Easter has always been a fun time of year as it signifies the start of a new season, new beginnings and allows people an outlet to be creative by decorating Easter eggs. As a child, I always enjoyed decorating them. Some years, the level of creativity varied with just dying the eggs and slapping stickers on them. Other years, I got much more elaborate with multiple colors, glitter, and detail. I am pretty sure that some of my earlier works of Easter egg art are still in the basement of my parents house.
To Blow or Not to Blow
Now don’t get your knickers in a knot. This is a legitimate question that needs to be decided prior to starting the decorating stage. The two common methods of preparing the eggs include boiling them or blowing them out. If the eggs are boiled, the preparation time is significantly less but they do have a short shelf life as the eggs will spoil. Alternatively, if you choose to blow the out the eggs, it takes a lot of energy and breath but they will last for years to come. Here is a helpful video to show you how to blow out the eggs. I chose the latter and spent a couple of hours getting a good respiratory workout and ensured that I will be able to preserve my Easter eggs.
Ready to Dye
A few weeks back, I impulsively purchased an Easter egg decorating kit while waiting in line at Walmart. That is truthfully what kickstarted my idea to get in touch with my inner child and to dye eggs this year. Basic food coloring from the grocery store would also be sufficient to color the eggs. I dropped a color tablet into a silver mixing bowl, and added some hot water and a splash of vinegar. The little cardboard egg holders that came with the decorating kit proved to be useful, as I put the eggs in there to dry.
Sometimes it is More Powerful to Remain Understated

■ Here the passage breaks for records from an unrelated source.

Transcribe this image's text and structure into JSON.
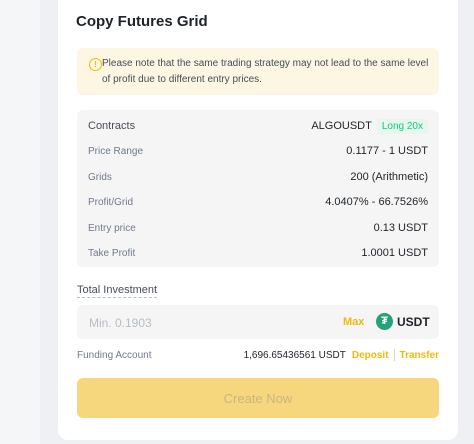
{
  "title": "Copy Futures Grid",
  "notice": {
    "icon": "info-circle-icon",
    "text": "Please note that the same trading strategy may not lead to the same level of profit due to different entry prices."
  },
  "details": {
    "contracts_label": "Contracts",
    "contracts_value": "ALGOUSDT",
    "contracts_badge": "Long 20x",
    "price_range_label": "Price Range",
    "price_range_value": "0.1177 - 1 USDT",
    "grids_label": "Grids",
    "grids_value": "200 (Arithmetic)",
    "profit_label": "Profit/Grid",
    "profit_value": "4.0407% - 66.7526%",
    "entry_label": "Entry price",
    "entry_value": "0.13 USDT",
    "tp_label": "Take Profit",
    "tp_value": "1.0001 USDT"
  },
  "investment": {
    "label": "Total Investment",
    "placeholder": "Min. 0.1903",
    "max_label": "Max",
    "coin_icon": "tether-icon",
    "coin": "USDT"
  },
  "funding": {
    "label": "Funding Account",
    "amount": "1,696.65436561 USDT",
    "deposit": "Deposit",
    "transfer": "Transfer"
  },
  "button": {
    "label": "Create Now"
  },
  "colors": {
    "accent": "#f0b90b",
    "badge_green": "#0ecb81",
    "usdt_green": "#26a17b",
    "button_disabled": "#f6d77d"
  }
}
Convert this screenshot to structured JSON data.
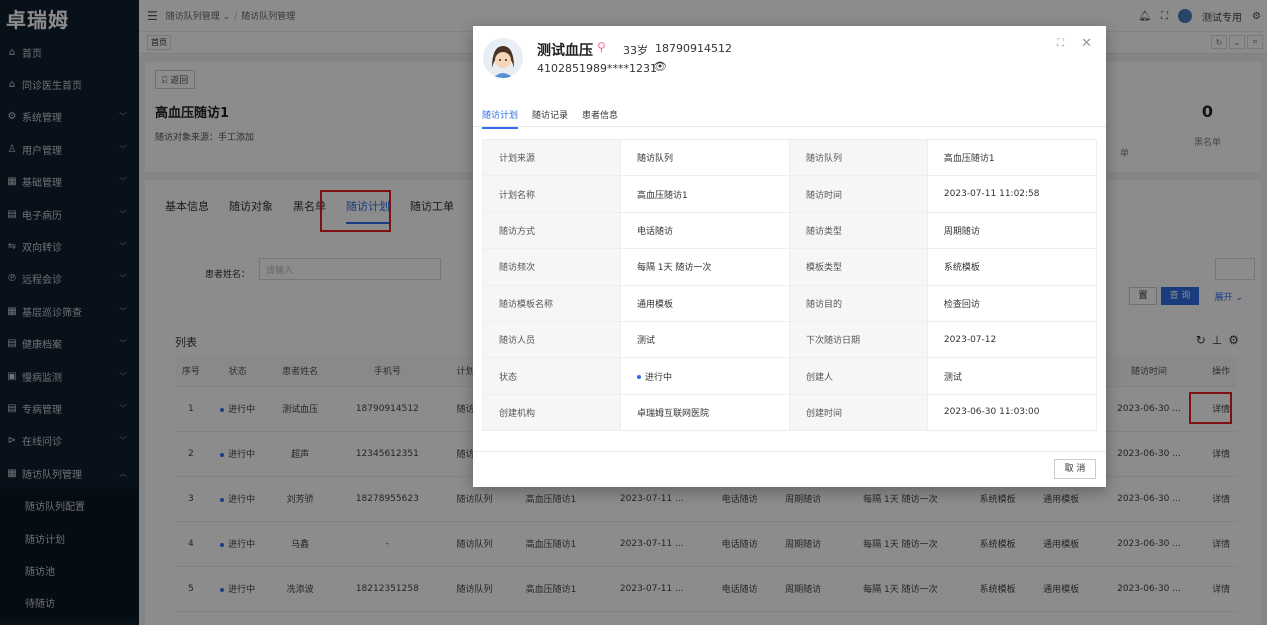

My fashion style has become much more modern and minimalist. The idea of sparkles, glitz, glam and craziness just didn’t speak to me. I decided that I wanted to try and create an ombre effect. To do this, I left each egg in the dye for different increments of time to allow the dye to soak into the egg accordingly. My first egg was left in for 1 minute, the second egg was left in for 3 minutes and the last one was left in for 8 minutes. A big key is to continuously rotate the egg while it is submerged in the dye so that discoloured spots don’t appear from where your hands would be placed. I am semi-pleased with the results of mine. I just didn’t have the breath or energy to blow out more eggs to give it a second try.
Regardless how your eggs turn out, they will be awesome and you know that you did it yourself for a true DIY! The other good takeaway about decorating Easter eggs is that there is no correct way of doing it. If something doesn’t quite turn out as expected, improvise and use some creativity to change it. Worse case, you can always turn the egg onto a different side and only display part of it. Check out my finished display below. I would love to see other people’s works of art. Happy Easter and happy egg decorating!